# [Work required]
Go line by line through the records below. Copy whichever lines contain the string "title".
──────── Listed records ────────
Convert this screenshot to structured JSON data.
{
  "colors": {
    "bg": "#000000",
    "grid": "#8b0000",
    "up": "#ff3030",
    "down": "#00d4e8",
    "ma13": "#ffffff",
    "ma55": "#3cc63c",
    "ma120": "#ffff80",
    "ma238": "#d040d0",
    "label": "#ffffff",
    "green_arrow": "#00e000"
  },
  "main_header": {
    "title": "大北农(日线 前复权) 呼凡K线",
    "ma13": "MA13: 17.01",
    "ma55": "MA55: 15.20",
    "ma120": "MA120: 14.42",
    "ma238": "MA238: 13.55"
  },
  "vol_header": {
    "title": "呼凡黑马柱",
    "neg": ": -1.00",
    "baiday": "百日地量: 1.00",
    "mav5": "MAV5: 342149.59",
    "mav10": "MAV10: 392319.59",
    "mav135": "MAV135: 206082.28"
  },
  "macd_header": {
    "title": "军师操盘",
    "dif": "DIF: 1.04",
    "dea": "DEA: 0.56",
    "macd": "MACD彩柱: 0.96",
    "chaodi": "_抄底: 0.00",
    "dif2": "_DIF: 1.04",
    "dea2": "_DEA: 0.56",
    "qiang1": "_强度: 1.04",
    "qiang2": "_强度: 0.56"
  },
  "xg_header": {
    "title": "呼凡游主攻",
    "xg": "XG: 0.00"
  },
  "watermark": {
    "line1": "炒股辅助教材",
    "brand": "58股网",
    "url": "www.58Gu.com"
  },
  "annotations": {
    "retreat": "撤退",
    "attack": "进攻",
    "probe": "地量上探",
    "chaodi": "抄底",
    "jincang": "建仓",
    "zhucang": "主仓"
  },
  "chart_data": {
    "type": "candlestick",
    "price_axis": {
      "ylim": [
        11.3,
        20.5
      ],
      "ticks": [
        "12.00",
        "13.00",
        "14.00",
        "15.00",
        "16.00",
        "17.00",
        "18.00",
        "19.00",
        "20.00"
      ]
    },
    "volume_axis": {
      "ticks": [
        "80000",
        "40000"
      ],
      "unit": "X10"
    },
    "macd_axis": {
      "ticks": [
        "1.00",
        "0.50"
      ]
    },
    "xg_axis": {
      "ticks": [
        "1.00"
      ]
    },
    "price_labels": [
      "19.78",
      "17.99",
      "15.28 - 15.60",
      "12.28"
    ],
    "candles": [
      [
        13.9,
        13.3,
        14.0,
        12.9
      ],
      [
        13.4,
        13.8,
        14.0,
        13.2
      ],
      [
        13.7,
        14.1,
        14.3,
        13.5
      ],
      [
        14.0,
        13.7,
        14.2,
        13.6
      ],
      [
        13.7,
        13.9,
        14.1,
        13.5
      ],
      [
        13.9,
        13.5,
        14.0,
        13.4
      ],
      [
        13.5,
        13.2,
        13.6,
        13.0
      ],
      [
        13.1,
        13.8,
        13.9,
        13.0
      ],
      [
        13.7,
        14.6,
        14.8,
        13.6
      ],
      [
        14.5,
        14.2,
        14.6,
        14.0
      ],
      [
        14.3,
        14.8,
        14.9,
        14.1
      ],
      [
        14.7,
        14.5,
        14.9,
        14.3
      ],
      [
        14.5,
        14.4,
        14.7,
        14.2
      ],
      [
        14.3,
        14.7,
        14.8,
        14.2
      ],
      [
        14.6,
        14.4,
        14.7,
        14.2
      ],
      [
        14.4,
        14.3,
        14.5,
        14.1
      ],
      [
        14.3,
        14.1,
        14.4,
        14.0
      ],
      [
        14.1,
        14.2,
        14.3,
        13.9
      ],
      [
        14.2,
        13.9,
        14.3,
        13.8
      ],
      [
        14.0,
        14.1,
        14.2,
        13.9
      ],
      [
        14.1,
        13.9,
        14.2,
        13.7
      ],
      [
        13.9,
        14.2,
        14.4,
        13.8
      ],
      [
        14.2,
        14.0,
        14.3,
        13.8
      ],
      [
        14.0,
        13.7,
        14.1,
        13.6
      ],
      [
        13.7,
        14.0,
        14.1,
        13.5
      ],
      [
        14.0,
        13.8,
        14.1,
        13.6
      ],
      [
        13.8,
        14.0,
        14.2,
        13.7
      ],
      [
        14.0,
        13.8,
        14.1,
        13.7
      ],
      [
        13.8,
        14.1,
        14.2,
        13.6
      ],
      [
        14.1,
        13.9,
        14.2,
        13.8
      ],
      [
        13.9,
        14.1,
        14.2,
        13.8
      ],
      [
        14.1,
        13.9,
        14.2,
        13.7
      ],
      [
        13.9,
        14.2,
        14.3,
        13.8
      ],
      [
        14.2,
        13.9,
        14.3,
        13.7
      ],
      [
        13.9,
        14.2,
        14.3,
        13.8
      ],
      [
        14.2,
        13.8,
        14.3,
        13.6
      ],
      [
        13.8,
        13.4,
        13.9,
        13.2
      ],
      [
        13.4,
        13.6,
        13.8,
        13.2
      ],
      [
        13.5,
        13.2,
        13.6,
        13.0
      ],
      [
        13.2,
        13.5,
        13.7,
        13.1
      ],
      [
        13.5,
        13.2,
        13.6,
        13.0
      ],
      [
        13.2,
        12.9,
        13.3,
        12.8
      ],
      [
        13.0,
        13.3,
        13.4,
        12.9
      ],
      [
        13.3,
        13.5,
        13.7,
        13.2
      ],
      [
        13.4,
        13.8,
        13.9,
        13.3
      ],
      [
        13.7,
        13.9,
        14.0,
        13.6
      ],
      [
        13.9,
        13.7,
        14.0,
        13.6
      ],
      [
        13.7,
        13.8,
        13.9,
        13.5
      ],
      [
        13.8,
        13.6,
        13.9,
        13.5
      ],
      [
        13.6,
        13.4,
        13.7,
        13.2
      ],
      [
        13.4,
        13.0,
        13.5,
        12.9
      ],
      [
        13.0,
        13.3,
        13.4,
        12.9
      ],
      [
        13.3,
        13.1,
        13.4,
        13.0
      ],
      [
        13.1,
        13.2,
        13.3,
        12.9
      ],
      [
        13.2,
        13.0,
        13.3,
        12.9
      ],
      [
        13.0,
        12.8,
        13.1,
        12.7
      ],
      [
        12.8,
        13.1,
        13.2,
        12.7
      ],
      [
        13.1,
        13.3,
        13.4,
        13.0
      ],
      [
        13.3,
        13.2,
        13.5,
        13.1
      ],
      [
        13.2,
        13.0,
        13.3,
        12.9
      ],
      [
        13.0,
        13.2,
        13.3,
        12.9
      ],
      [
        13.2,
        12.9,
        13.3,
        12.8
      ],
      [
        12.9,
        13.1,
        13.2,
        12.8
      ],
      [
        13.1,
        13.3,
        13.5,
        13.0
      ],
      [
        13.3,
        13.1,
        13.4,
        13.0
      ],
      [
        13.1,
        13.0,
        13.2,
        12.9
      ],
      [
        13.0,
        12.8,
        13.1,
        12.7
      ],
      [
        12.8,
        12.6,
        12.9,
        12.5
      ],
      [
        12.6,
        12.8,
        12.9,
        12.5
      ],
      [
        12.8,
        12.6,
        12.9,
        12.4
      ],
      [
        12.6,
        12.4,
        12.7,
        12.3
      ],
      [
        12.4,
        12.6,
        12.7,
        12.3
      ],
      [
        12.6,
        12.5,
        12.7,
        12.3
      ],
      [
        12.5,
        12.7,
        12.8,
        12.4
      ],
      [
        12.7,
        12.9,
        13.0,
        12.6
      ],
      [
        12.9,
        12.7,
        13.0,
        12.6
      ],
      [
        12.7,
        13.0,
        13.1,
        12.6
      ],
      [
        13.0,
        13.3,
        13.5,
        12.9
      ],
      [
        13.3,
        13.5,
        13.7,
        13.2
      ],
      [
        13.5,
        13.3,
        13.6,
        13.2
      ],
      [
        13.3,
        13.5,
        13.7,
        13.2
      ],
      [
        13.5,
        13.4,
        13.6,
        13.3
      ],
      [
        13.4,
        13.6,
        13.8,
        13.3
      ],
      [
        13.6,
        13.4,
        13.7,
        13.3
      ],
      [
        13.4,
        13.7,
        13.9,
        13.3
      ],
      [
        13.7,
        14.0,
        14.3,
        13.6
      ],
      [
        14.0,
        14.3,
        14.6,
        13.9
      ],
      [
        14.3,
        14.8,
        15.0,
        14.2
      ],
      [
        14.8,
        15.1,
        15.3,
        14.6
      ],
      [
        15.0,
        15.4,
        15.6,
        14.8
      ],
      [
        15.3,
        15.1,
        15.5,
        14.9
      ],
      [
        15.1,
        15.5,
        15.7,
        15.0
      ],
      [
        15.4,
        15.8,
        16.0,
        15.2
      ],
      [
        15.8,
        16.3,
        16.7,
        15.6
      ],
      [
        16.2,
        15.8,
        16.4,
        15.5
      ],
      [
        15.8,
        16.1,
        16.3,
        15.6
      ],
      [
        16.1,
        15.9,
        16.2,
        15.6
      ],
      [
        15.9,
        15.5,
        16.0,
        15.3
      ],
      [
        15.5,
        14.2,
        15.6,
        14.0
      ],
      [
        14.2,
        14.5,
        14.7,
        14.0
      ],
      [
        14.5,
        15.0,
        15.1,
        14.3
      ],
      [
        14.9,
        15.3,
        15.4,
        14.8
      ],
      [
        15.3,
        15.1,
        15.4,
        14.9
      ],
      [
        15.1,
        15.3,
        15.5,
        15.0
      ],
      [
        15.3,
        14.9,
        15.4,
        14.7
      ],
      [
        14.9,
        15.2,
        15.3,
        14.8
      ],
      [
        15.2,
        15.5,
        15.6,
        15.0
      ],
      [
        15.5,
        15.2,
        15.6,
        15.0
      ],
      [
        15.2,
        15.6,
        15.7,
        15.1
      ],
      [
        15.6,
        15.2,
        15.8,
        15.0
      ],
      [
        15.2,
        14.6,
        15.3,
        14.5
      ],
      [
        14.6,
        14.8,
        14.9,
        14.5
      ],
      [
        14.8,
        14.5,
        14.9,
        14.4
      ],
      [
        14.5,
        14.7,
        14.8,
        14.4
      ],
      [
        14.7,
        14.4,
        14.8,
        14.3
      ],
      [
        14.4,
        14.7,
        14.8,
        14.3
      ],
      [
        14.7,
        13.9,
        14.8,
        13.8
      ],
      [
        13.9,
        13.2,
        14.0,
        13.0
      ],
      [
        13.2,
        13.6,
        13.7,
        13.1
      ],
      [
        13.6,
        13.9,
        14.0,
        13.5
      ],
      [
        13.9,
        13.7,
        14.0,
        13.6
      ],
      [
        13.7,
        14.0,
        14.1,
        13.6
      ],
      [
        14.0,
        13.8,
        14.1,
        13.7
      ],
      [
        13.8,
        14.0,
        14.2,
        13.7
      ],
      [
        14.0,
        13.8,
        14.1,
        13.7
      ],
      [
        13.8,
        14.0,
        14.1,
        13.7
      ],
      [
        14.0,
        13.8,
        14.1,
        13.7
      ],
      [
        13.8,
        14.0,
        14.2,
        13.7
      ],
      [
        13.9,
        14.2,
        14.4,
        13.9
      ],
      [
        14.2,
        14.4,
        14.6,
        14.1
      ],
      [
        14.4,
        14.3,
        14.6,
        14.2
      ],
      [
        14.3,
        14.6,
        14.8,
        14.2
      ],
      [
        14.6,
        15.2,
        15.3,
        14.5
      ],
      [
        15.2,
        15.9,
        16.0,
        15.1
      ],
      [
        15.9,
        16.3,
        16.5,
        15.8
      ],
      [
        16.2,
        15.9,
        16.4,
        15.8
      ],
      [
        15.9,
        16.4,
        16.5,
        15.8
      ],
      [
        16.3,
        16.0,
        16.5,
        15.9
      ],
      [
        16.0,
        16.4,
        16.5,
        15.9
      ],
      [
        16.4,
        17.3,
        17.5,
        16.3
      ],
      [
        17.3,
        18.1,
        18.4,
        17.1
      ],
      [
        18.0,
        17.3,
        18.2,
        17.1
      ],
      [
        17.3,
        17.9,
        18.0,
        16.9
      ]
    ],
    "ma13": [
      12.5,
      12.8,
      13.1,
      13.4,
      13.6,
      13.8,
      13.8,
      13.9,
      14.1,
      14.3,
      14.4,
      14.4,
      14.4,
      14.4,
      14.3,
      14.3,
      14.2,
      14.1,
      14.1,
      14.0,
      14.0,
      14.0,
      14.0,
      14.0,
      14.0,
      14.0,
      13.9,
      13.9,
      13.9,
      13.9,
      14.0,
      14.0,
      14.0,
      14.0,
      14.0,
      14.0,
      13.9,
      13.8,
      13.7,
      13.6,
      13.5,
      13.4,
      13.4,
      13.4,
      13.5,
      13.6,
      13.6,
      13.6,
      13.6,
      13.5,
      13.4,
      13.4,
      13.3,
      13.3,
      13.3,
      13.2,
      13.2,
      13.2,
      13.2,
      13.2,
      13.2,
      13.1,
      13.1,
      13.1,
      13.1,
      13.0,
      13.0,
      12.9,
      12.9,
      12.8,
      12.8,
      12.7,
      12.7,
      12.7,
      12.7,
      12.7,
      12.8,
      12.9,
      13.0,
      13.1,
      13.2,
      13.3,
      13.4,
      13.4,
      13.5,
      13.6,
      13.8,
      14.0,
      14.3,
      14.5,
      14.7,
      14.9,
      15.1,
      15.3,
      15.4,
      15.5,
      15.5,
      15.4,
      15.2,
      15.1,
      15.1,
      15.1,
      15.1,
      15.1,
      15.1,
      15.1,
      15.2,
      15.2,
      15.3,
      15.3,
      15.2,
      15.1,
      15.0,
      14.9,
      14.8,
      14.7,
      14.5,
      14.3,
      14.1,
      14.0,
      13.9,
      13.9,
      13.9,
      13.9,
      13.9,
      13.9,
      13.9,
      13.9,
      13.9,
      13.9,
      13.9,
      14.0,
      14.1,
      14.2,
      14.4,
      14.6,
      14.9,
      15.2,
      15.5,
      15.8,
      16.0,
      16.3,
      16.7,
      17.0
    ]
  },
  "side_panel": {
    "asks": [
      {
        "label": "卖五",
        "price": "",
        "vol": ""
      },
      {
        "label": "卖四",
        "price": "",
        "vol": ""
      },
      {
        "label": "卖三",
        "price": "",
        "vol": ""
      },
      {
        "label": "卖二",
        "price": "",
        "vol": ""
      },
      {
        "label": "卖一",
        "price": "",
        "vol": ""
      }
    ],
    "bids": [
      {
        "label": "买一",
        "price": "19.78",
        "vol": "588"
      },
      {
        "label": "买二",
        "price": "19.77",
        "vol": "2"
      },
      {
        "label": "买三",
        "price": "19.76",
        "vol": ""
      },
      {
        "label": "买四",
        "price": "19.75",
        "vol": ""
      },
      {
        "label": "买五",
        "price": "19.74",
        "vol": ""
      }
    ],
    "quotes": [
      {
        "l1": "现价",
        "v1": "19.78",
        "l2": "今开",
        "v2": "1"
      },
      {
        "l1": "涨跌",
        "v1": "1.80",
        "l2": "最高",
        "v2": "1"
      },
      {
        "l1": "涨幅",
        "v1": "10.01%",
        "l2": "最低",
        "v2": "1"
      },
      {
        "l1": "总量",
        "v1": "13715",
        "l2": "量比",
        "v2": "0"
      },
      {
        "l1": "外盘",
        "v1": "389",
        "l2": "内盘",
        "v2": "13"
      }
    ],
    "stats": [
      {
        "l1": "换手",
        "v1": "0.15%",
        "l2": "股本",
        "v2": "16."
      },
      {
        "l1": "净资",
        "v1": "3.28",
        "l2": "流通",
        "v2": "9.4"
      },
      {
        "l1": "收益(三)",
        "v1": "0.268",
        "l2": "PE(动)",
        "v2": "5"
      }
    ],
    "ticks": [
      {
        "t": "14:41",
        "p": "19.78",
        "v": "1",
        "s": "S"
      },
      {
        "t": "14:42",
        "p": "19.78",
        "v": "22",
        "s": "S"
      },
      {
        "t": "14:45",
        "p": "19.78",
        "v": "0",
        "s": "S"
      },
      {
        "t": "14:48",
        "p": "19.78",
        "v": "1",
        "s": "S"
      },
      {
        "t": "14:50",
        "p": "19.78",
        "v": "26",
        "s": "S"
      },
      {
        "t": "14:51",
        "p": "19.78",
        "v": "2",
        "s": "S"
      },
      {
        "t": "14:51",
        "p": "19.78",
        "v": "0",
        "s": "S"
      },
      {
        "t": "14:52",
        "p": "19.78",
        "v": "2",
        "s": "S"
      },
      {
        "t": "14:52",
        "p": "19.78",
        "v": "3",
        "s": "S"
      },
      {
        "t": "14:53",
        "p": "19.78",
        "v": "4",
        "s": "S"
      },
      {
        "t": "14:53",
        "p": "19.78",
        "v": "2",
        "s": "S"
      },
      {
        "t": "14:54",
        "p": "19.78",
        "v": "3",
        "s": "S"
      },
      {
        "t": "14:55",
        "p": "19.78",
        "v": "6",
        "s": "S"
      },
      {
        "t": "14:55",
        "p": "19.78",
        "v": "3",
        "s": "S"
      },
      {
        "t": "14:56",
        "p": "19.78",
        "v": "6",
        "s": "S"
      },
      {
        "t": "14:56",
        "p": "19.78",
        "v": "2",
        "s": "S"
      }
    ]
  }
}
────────
# [Exercise answer]
    "title": "大北农(日线 前复权) 呼凡K线",
    "title": "呼凡黑马柱",
    "title": "军师操盘",
    "title": "呼凡游主攻",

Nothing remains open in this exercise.